ENDOCRINOLOGISTS and screening experts warn that babies are dying because Australia lacks a screening program for congenital adrenal hyperplasia, which is screened for in many other countries.
This week’s MJA reports a case of a 21-day-old boy with undetected congenital adrenal hyperplasia (CAH) who went into cardiac arrest while being taken to hospital, and required resuscitation and defibrillation to survive. (1)
Commenting on the report, Professor Garry Warne, a senior endocrinologist at the Royal Children’s Hospital in Melbourne, told MJA InSight this was a fairly typical story for a boy with CAH, because boys with the condition appear normal at birth.
“They all have to go through a near-death experience that could be prevented by screening”, Professor Warne said.
CAH is most commonly caused by 21-hydroxylase deficiency (21-OHD). The classic phenotypes are salt wasting and simple virilising varieties.
Infant girls with CAH have ambiguous genitalia which usually enables detection of the condition that has an incidence of about 1 in 14 000 live births. Although CAH should occur equally in boys and girls, Professor Warne said unpublished data from WA showed that the incidence was twice as high among girls, suggesting that many baby boys died before the condition was diagnosed.
Newborn screening for 21-OHD has been conducted in New Zealand for 28 years, and is also carried out in the US, Canada, Japan and much of Europe. Recently Vietnam decided to include 21-OHD screening in its newborn screening program, Professor Warne said.
“Australia is way behind. We think it’s a scandal”, said Professor Warne, who is also chairman of the disordered sex development working group of the Australian Paediatric Endocrine Group.
Coauthor of the MJA paper, Dr Andrew Cotterill, director of paediatric endocrinology at the Mater Children’s Hospital in Brisbane, told MJA InSight that all paediatric endocrinologists and most screening groups supported introduction of screening for CAH.
The MJA paper said that screening for CAH appeared to meet all the population screening criteria.
“CAH results in high morbidity and mortality if undetected; the 21-OHD NBS test is reliable and efficient; there is effective cheap treatment for CAH; and the incidence of CAH is relatively high (similar to phenylketonuria)”, the authors wrote.
Professor Bridget Wilcken, clinical director of the NSW Newborn Screening Program, was involved in a 2-year pilot study, published in 2008, which screened 185 854 newborns for CAH in NSW and the ACT and detected 12 infants with the condition, including six boys. (2)
Professor Wilcken advised that the public health benefit of screening was relatively small, but she said she still thought screening should be introduced. “Screening is life saving, but only very occasionally”, she said.
All the experts MJA InSight spoke to said that Australia needed a better process for introducing new screening tests, rather than the current state-by-state process.
Professor Warne said his working group had been bounced between state and federal bodies trying to get the screening test introduced.
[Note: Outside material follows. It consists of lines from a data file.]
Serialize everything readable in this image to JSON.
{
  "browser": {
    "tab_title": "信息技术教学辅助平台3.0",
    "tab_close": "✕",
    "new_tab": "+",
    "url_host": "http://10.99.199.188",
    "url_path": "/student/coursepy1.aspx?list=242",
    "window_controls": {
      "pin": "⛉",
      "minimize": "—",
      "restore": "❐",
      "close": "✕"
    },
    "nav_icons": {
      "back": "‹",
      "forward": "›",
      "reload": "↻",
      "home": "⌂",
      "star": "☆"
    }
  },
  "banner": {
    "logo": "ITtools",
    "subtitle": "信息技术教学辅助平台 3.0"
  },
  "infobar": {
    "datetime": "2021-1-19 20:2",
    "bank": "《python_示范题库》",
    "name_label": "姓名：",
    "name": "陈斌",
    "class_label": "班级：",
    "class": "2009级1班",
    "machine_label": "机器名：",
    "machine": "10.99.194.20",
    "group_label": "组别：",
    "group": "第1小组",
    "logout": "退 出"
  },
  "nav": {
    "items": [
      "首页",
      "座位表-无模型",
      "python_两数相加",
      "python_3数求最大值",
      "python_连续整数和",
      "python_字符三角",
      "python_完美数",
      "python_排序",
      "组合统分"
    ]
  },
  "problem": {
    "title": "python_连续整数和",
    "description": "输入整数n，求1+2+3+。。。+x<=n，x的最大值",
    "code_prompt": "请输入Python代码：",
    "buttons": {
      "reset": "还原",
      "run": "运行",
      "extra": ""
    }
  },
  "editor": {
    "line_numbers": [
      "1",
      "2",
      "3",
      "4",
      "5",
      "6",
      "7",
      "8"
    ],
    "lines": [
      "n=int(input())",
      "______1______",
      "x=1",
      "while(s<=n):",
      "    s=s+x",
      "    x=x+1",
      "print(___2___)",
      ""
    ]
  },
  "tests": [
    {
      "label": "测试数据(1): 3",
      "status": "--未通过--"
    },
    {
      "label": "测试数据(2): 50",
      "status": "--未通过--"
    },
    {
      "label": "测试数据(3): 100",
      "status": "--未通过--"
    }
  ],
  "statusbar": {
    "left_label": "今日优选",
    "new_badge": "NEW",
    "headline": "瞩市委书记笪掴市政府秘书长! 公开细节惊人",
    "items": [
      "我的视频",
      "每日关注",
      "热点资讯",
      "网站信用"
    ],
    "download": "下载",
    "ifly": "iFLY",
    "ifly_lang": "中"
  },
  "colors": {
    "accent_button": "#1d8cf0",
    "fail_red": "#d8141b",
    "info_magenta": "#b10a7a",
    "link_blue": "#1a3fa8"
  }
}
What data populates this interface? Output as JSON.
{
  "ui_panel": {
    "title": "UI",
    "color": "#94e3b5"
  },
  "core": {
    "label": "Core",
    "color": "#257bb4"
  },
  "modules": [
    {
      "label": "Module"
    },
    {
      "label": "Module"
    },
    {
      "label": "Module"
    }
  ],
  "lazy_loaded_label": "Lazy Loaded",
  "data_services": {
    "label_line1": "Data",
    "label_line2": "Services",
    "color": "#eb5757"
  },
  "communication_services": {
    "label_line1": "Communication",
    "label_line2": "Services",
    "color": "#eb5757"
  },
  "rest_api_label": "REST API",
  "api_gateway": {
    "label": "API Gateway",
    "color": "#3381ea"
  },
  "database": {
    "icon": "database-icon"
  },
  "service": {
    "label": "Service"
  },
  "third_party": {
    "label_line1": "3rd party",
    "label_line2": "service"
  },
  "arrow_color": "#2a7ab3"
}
A spokeswoman for the federal Health Department said there had not been an application to the Medical Services Advisory Committee to introduce screening for 21-OHD, as was required before the listing of any service on the Medicare Benefits Schedule could be considered. The committee would consider public funding of this test if it received an eligible application, she said.
– Sophie McNamara
Posted 5 September 2011